In the past few days, I’ve thought and talked a lot about “what alcohol has done to the Indian.” Of course, we can put it a different way: What do we do to ourselves?
Let me explain what I mean. One of the most famous American poems begins, “I saw the best minds of my generation destroyed by madness . . .” What Ginsberg is alluding to here is drugs. That line could also be rendered, “I saw the best minds of my generation destroy themselves through drugs.”
I never claimed to be a poet . . .
For decades, certain Indian activists have said two things — two things that contradict each other. In one breath they say, “No one knows about us. Everyone ignores us. We are forgotten.” In the next breath, they say, “White people are always poking around among us. Judging us. Why don’t they leave us alone?”
Contradictory as these statements are, I think there is some truth in each.
If you ever have a chance to ride through the Badlands at night, do. The receding, golden sun touches everything, bison and butte alike.
Hang on, what was I saying about not being a poet?
Back to Rapid City — and let me say this about it: It has a real downtown. An honest-to-goodness downtown. Stuffed with stores, restaurants, people, and interesting things. Downtowns used to be like this, I think. And then everything moved to malls on the outskirts.
Even the parking is free in Rapid City! A wonderful, exemplary downtown.
Norman Rockwell should be here with his brushes: A Red Wing shoe store, with a little American flag out front. You almost want to salute.
For a Detroit kid (Greater Detroit) like me, Red Wings can only mean hockey. But still . . .
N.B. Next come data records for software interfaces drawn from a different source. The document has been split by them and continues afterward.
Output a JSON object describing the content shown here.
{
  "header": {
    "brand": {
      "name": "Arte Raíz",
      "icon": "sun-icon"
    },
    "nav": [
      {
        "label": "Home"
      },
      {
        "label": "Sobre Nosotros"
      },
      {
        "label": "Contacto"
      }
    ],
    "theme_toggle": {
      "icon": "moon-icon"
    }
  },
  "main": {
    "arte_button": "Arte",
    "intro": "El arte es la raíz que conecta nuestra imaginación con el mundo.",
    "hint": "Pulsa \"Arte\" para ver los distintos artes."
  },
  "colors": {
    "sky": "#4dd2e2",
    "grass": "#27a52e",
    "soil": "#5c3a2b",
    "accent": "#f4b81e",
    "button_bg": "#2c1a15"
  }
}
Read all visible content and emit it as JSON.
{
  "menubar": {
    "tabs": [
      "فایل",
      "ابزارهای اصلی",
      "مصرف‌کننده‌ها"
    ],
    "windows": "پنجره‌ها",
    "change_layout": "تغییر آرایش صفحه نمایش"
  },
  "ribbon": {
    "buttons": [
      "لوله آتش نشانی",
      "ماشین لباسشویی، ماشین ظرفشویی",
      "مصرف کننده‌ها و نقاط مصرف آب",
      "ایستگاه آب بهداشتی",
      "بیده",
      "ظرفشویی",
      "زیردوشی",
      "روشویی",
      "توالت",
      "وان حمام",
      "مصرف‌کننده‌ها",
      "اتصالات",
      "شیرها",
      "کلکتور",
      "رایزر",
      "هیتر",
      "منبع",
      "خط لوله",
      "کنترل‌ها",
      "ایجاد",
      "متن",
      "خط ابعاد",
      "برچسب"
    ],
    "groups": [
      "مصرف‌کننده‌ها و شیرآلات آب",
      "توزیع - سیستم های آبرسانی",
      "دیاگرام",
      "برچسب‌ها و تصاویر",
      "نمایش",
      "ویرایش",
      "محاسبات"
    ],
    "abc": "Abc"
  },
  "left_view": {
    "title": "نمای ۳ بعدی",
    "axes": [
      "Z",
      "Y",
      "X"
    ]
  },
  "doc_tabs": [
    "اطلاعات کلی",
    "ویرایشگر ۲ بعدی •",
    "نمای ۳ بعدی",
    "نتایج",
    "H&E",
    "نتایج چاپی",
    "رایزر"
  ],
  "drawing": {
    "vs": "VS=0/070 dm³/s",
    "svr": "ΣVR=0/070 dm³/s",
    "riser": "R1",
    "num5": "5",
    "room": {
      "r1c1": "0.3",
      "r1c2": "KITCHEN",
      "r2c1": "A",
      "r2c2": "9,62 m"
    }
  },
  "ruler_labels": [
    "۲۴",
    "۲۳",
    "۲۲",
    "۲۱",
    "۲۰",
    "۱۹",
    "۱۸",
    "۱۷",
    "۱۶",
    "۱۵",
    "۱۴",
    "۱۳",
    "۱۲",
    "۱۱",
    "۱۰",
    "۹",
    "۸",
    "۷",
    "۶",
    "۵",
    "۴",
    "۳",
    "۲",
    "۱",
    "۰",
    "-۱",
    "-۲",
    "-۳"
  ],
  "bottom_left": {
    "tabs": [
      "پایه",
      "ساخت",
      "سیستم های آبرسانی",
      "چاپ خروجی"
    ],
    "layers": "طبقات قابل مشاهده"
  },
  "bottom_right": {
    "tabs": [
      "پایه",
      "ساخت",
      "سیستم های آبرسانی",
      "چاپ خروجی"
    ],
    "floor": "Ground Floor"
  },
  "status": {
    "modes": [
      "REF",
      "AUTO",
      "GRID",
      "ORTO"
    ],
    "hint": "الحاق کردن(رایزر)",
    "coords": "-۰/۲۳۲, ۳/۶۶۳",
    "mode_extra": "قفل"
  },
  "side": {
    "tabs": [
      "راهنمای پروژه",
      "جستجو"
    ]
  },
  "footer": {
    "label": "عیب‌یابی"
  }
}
Memorial Park has a couple big chunks of the Berlin Wall. There is an exhibit. It teaches about the “cruel border” between the Berlins. It has a tank trap “located between Brandenburg Gate and Checkpoint Charlie from 1961 to 1989.” (I believe I’ve copied that correctly.) There is a sign about religious freedom.
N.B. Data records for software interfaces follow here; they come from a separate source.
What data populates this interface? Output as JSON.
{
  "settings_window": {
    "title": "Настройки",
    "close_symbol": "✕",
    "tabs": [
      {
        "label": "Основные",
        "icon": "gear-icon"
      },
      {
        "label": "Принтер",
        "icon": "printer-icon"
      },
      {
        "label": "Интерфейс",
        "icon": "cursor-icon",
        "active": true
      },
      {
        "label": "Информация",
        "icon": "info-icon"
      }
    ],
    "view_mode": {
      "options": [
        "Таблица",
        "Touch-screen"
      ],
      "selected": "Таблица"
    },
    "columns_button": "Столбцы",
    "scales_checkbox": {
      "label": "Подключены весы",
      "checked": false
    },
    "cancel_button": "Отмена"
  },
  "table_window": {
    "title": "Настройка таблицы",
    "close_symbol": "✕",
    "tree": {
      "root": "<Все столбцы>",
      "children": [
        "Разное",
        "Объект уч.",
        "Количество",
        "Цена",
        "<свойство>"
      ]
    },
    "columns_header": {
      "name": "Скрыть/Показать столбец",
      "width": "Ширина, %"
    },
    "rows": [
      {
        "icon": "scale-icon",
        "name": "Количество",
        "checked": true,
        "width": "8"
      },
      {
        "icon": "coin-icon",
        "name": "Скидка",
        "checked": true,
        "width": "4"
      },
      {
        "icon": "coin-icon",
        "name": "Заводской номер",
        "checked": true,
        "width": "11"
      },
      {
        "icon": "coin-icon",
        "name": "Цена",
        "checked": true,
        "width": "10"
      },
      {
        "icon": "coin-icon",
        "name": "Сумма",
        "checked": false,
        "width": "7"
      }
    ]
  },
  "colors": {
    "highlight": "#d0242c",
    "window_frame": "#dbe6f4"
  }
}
I am practically dizzy, seeing an anti-Communist memorial. I have seen just a handful in my life.
Remember I mentioned the dinosaur park, in Part I of this journal? Well, I see it has an American flag — which strikes me as a little anachronistic. I mean, Betsy Ross didn’t get sewing until the 1770s, right?
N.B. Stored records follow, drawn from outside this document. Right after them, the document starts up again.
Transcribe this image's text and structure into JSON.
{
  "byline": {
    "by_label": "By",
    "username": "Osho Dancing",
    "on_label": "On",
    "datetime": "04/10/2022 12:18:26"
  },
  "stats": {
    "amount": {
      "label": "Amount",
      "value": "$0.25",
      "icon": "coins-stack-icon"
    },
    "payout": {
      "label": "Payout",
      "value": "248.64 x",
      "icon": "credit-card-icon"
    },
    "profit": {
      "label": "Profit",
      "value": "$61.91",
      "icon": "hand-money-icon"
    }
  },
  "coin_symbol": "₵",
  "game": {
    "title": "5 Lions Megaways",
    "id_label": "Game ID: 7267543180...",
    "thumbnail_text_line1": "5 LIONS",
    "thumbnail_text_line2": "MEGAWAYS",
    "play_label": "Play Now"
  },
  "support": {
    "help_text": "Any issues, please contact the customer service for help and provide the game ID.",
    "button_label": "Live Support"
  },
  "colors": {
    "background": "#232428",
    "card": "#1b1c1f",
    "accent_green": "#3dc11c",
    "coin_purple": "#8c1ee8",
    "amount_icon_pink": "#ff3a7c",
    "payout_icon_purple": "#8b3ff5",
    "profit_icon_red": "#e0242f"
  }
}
I talk with some Rapid City kids. They say, “Everybody who lives here wants to leave.” They are amazed I live in New York. They think they would find it so interesting, which they might.
They will learn, probably, that place has little to do with happiness or sadness. You can be miserable in the most luxurious and dazzling of circumstances, right? And perfectly happy in plain surroundings. Depends on what’s going on between the ears.
Or am I wrong?
I have had some very fine meals, cooked by some very fine chefs, around the world. Very expensive. You know, I don’t think I’ve ever had a better meal than a sub from Quiznos followed by a blizzard from the DQ. Ever.
Alongside the Rapid City airport are horses. A very nice touch, for an airport.
The airport has a Kitty Hawk Road — another nice touch.
Bear with me, while I give you a memory, from long ago. Well, first, the present situation. Before I left the airport, a few days ago, the woman at the rental-car counter stressed, “Bring us the odometer reading, when you come back.” Now that I’m back at the airport, I see this point stressed again: in a sign. You’re supposed to record the odometer reading.
Okay, no problem. But I think of my friend Meist, long ago. At the Liberty Golf Range, we were always told, “Bring back the bucket.” Meist would never bring back the bucket. For him, it was a matter of principle. He was the customer, and he thought the employees should clear the range of buckets themselves.
As I got older, I understood this better. I believe I understood his point. The customer is not part of the business (though basic politeness always applies).
So, in the parking lot of the Rapid City airport, I’m thinking, “I’m happy to bring in the odometer reading. Dutiful guy, I am. But why can’t they record the readings themselves? It’s their business. They’re the ones making money. We’re the customers.”
Maybe I’m missing something. Anyway, I’ll end on this super-triviality — but thanking you for joining me, which is not trivial.